### Directions
From the entries that follow, extract each line holding the string "color".
Data for this task Start Marker
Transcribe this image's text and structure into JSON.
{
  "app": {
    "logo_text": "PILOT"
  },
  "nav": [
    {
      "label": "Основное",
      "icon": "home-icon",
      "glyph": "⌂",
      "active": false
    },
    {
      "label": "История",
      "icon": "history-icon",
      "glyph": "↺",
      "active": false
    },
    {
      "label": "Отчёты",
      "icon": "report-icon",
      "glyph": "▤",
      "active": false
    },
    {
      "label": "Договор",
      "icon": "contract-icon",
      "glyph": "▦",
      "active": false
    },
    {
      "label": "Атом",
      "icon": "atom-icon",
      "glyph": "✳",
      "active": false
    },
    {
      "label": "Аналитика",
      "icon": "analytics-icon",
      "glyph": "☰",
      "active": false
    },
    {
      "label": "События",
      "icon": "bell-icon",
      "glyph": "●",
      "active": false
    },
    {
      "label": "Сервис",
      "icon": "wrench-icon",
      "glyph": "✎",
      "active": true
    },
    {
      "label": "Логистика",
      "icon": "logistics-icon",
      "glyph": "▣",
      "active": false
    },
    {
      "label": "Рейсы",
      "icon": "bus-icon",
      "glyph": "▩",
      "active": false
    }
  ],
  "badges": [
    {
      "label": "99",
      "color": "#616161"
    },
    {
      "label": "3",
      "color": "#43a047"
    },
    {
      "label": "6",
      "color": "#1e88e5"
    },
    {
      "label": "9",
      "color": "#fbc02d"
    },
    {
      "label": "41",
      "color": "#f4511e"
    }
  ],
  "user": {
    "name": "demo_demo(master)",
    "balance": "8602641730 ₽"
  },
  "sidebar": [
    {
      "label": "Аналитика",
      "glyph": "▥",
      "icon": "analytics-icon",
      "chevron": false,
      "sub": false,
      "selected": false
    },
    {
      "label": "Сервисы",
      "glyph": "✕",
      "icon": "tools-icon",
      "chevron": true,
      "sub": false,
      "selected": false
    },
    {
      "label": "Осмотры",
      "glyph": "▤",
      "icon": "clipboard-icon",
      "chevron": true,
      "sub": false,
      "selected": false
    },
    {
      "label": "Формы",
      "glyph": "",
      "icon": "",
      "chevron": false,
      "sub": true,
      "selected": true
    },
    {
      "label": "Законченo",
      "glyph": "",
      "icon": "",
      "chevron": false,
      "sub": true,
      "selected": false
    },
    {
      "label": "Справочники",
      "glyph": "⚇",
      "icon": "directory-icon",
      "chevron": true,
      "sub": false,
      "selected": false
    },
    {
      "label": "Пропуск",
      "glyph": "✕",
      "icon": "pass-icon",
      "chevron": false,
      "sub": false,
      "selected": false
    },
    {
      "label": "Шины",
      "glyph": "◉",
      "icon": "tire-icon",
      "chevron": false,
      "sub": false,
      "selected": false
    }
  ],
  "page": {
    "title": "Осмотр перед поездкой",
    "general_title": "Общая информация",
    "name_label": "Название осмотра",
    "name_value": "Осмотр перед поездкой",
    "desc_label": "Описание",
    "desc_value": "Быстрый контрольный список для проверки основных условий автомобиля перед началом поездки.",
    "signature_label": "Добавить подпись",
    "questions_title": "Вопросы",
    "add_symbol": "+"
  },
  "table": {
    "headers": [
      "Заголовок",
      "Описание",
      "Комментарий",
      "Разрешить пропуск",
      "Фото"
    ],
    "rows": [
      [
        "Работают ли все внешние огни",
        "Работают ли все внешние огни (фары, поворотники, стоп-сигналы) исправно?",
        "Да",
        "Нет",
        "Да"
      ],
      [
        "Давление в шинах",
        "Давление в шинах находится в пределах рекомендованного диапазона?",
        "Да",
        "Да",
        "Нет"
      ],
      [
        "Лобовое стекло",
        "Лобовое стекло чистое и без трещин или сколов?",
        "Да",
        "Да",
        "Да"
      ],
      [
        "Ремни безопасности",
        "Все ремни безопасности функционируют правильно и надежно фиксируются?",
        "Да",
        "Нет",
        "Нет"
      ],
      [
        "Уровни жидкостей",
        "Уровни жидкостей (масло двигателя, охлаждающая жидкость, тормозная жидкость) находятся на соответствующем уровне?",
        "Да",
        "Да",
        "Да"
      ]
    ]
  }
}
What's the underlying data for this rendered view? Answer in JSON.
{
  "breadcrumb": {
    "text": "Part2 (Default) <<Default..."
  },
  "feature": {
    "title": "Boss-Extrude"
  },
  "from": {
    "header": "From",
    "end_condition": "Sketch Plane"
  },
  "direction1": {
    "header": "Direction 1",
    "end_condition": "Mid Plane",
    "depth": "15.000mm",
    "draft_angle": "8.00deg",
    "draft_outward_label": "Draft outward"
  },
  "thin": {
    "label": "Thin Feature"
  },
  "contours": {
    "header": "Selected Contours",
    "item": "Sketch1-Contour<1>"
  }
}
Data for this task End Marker
### Answer box
      "color": "#616161"
      "color": "#43a047"
      "color": "#1e88e5"
      "color": "#fbc02d"
      "color": "#f4511e"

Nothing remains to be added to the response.